## Data
******************************
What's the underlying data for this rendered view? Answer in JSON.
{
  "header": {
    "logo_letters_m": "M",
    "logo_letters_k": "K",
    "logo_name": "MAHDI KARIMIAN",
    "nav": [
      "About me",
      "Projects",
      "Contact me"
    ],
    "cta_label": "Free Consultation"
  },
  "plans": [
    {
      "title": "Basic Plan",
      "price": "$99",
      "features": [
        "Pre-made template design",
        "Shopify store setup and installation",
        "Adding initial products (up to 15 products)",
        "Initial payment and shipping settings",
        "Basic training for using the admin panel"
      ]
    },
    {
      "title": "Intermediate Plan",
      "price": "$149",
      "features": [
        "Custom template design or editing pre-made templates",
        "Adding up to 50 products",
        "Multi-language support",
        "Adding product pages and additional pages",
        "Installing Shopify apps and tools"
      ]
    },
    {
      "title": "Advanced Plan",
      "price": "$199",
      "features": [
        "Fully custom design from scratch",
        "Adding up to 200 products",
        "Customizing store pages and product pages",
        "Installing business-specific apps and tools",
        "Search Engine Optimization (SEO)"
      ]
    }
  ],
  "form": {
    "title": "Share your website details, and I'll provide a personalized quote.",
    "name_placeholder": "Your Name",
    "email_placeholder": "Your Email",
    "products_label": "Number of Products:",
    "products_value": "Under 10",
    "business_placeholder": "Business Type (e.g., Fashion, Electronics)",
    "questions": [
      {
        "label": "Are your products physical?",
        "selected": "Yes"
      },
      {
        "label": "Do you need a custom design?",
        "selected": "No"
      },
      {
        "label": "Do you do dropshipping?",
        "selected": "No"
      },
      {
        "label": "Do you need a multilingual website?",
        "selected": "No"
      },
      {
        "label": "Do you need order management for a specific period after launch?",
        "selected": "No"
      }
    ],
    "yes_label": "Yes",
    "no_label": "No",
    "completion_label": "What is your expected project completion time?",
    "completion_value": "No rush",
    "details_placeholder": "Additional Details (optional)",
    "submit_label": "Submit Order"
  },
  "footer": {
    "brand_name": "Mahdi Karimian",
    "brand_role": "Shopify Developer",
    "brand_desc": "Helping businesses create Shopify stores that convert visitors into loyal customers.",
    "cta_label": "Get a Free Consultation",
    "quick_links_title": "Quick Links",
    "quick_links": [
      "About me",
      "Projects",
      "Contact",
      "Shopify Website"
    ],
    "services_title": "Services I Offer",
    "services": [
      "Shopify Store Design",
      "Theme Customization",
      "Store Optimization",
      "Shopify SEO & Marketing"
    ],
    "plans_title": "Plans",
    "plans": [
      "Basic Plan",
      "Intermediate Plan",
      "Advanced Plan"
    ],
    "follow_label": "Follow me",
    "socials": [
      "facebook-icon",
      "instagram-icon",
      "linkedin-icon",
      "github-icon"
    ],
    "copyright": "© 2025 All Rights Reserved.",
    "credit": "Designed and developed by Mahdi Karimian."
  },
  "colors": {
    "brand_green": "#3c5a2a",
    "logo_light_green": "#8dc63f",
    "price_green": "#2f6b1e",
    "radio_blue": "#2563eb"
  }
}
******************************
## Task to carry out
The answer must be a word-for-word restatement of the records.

## Answer section
What's the underlying data for this rendered view? Answer in JSON.
{
  "header": {
    "logo_letters_m": "M",
    "logo_letters_k": "K",
    "logo_name": "MAHDI KARIMIAN",
    "nav": [
      "About me",
      "Projects",
      "Contact me"
    ],
    "cta_label": "Free Consultation"
  },
  "plans": [
    {
      "title": "Basic Plan",
      "price": "$99",
      "features": [
        "Pre-made template design",
        "Shopify store setup and installation",
        "Adding initial products (up to 15 products)",
        "Initial payment and shipping settings",
        "Basic training for using the admin panel"
      ]
    },
    {
      "title": "Intermediate Plan",
      "price": "$149",
      "features": [
        "Custom template design or editing pre-made templates",
        "Adding up to 50 products",
        "Multi-language support",
        "Adding product pages and additional pages",
        "Installing Shopify apps and tools"
      ]
    },
    {
      "title": "Advanced Plan",
      "price": "$199",
      "features": [
        "Fully custom design from scratch",
        "Adding up to 200 products",
        "Customizing store pages and product pages",
        "Installing business-specific apps and tools",
        "Search Engine Optimization (SEO)"
      ]
    }
  ],
  "form": {
    "title": "Share your website details, and I'll provide a personalized quote.",
    "name_placeholder": "Your Name",
    "email_placeholder": "Your Email",
    "products_label": "Number of Products:",
    "products_value": "Under 10",
    "business_placeholder": "Business Type (e.g., Fashion, Electronics)",
    "questions": [
      {
        "label": "Are your products physical?",
        "selected": "Yes"
      },
      {
        "label": "Do you need a custom design?",
        "selected": "No"
      },
      {
        "label": "Do you do dropshipping?",
        "selected": "No"
      },
      {
        "label": "Do you need a multilingual website?",
        "selected": "No"
      },
      {
        "label": "Do you need order management for a specific period after launch?",
        "selected": "No"
      }
    ],
    "yes_label": "Yes",
    "no_label": "No",
    "completion_label": "What is your expected project completion time?",
    "completion_value": "No rush",
    "details_placeholder": "Additional Details (optional)",
    "submit_label": "Submit Order"
  },
  "footer": {
    "brand_name": "Mahdi Karimian",
    "brand_role": "Shopify Developer",
    "brand_desc": "Helping businesses create Shopify stores that convert visitors into loyal customers.",
    "cta_label": "Get a Free Consultation",
    "quick_links_title": "Quick Links",
    "quick_links": [
      "About me",
      "Projects",
      "Contact",
      "Shopify Website"
    ],
    "services_title": "Services I Offer",
    "services": [
      "Shopify Store Design",
      "Theme Customization",
      "Store Optimization",
      "Shopify SEO & Marketing"
    ],
    "plans_title": "Plans",
    "plans": [
      "Basic Plan",
      "Intermediate Plan",
      "Advanced Plan"
    ],
    "follow_label": "Follow me",
    "socials": [
      "facebook-icon",
      "instagram-icon",
      "linkedin-icon",
      "github-icon"
    ],
    "copyright": "© 2025 All Rights Reserved.",
    "credit": "Designed and developed by Mahdi Karimian."
  },
  "colors": {
    "brand_green": "#3c5a2a",
    "logo_light_green": "#8dc63f",
    "price_green": "#2f6b1e",
    "radio_blue": "#2563eb"
  }
}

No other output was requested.